[Work request]:
Every line containing the word "this" must be pulled from the records.

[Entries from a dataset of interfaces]
- Opening Delimiter -
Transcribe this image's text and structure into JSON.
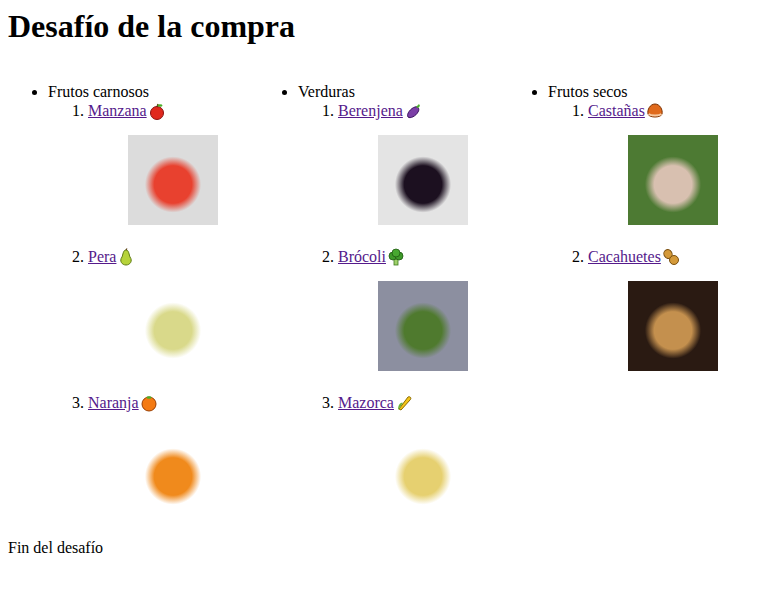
{
  "title": "Desafío de la compra",
  "categories": [
    {
      "name": "Frutos carnosos",
      "items": [
        {
          "number": "1.",
          "label": "Manzana"
        },
        {
          "number": "2.",
          "label": "Pera"
        },
        {
          "number": "3.",
          "label": "Naranja"
        }
      ]
    },
    {
      "name": "Verduras",
      "items": [
        {
          "number": "1.",
          "label": "Berenjena"
        },
        {
          "number": "2.",
          "label": "Brócoli"
        },
        {
          "number": "3.",
          "label": "Mazorca"
        }
      ]
    },
    {
      "name": "Frutos secos",
      "items": [
        {
          "number": "1.",
          "label": "Castañas"
        },
        {
          "number": "2.",
          "label": "Cacahuetes"
        }
      ]
    }
  ],
  "footer": "Fin del desafío"
}
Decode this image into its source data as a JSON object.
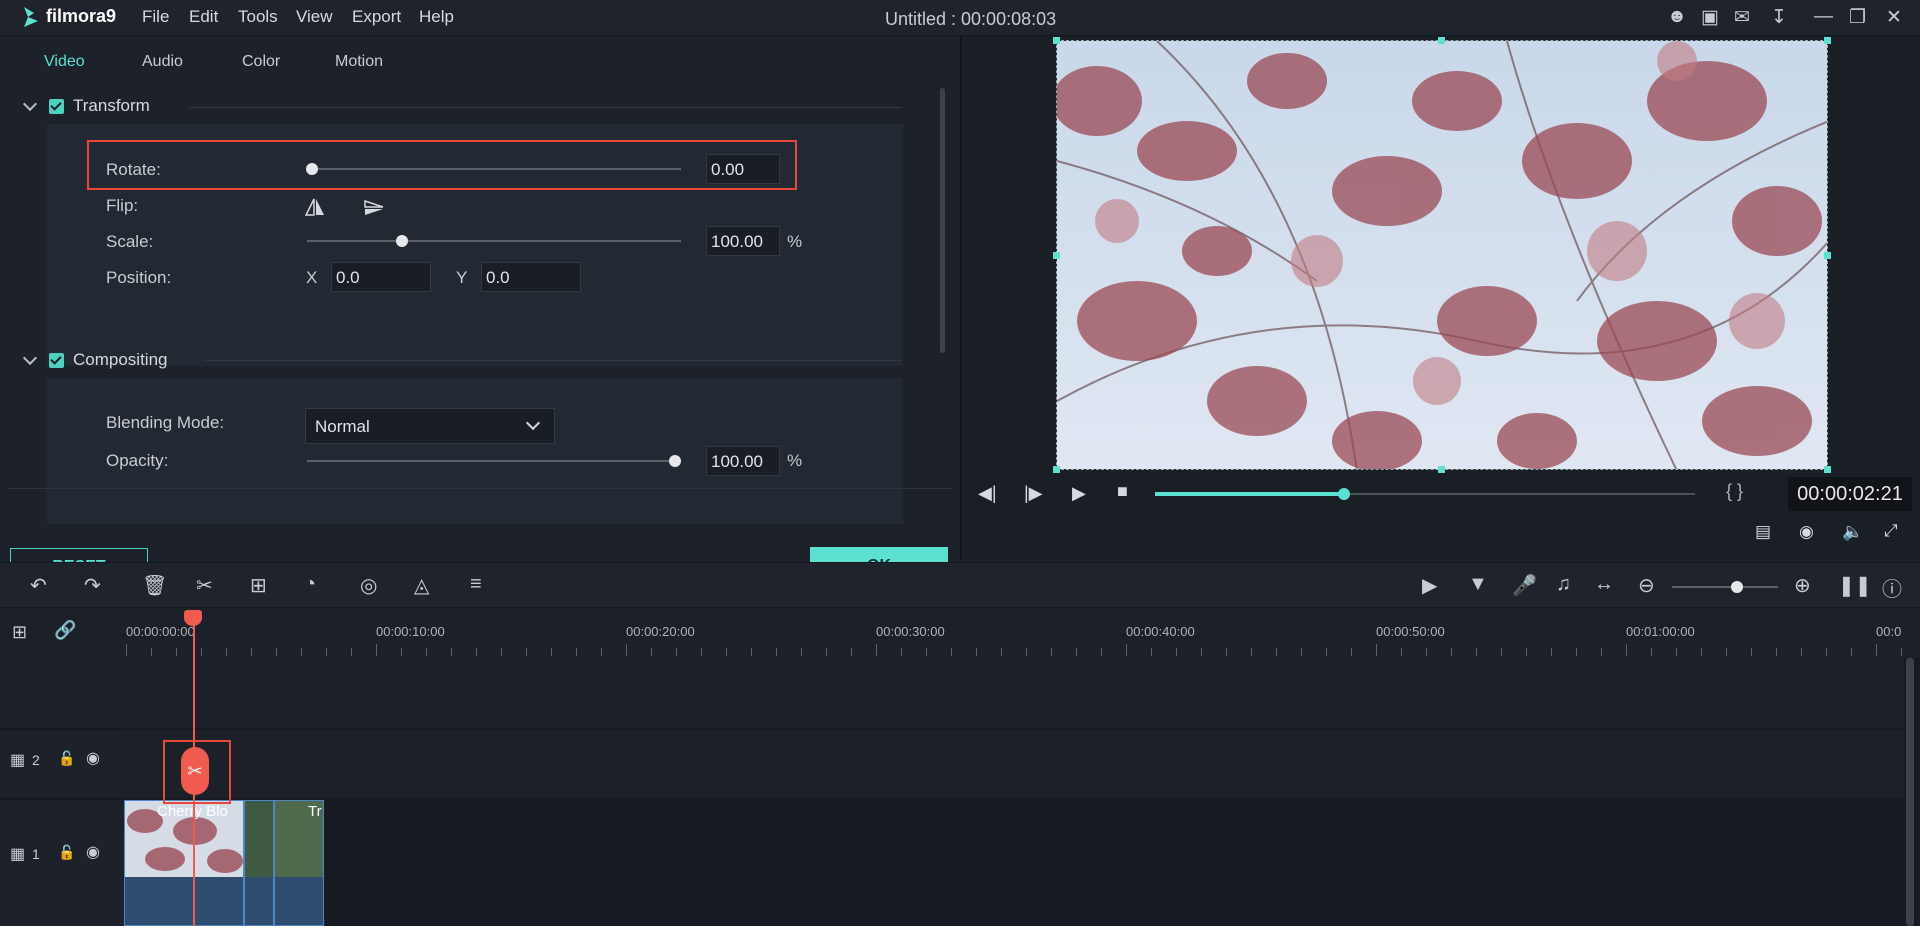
{
  "app": {
    "logo": "filmora9",
    "title": "Untitled : 00:00:08:03"
  },
  "menu": [
    "File",
    "Edit",
    "Tools",
    "View",
    "Export",
    "Help"
  ],
  "window_icons": [
    "user-icon",
    "save-icon",
    "mail-icon",
    "download-icon",
    "minimize-icon",
    "restore-icon",
    "close-icon"
  ],
  "tabs": [
    "Video",
    "Audio",
    "Color",
    "Motion"
  ],
  "transform": {
    "title": "Transform",
    "rotate": {
      "label": "Rotate:",
      "value": "0.00",
      "level": 0.0
    },
    "flip": {
      "label": "Flip:"
    },
    "scale": {
      "label": "Scale:",
      "value": "100.00",
      "unit": "%",
      "level": 0.25
    },
    "position": {
      "label": "Position:",
      "x_label": "X",
      "x": "0.0",
      "y_label": "Y",
      "y": "0.0"
    }
  },
  "compositing": {
    "title": "Compositing",
    "blend": {
      "label": "Blending Mode:",
      "value": "Normal"
    },
    "opacity": {
      "label": "Opacity:",
      "value": "100.00",
      "unit": "%",
      "level": 1.0
    }
  },
  "buttons": {
    "reset": "RESET",
    "ok": "OK"
  },
  "player": {
    "timecode": "00:00:02:21",
    "progress": 0.35,
    "mark": "{ }"
  },
  "ruler": {
    "labels": [
      "00:00:00:00",
      "00:00:10:00",
      "00:00:20:00",
      "00:00:30:00",
      "00:00:40:00",
      "00:00:50:00",
      "00:01:00:00",
      "00:0"
    ]
  },
  "tracks": [
    {
      "number": "2"
    },
    {
      "number": "1"
    }
  ],
  "clips": {
    "clip1": "Cherry Blo",
    "clip2": "Tr"
  },
  "colors": {
    "accent": "#5ce0d0",
    "highlight": "#e8473b",
    "playhead": "#f05a4f"
  }
}
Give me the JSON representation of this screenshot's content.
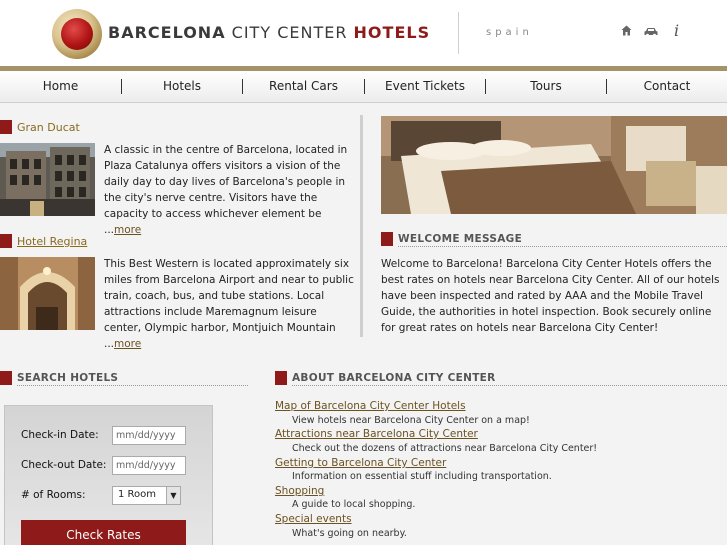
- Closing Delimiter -
[Finished task]:
Transcribe this image's text and structure into JSON.
Decode this image into its source data as a JSON object.
Give me the JSON representation of this screenshot's content.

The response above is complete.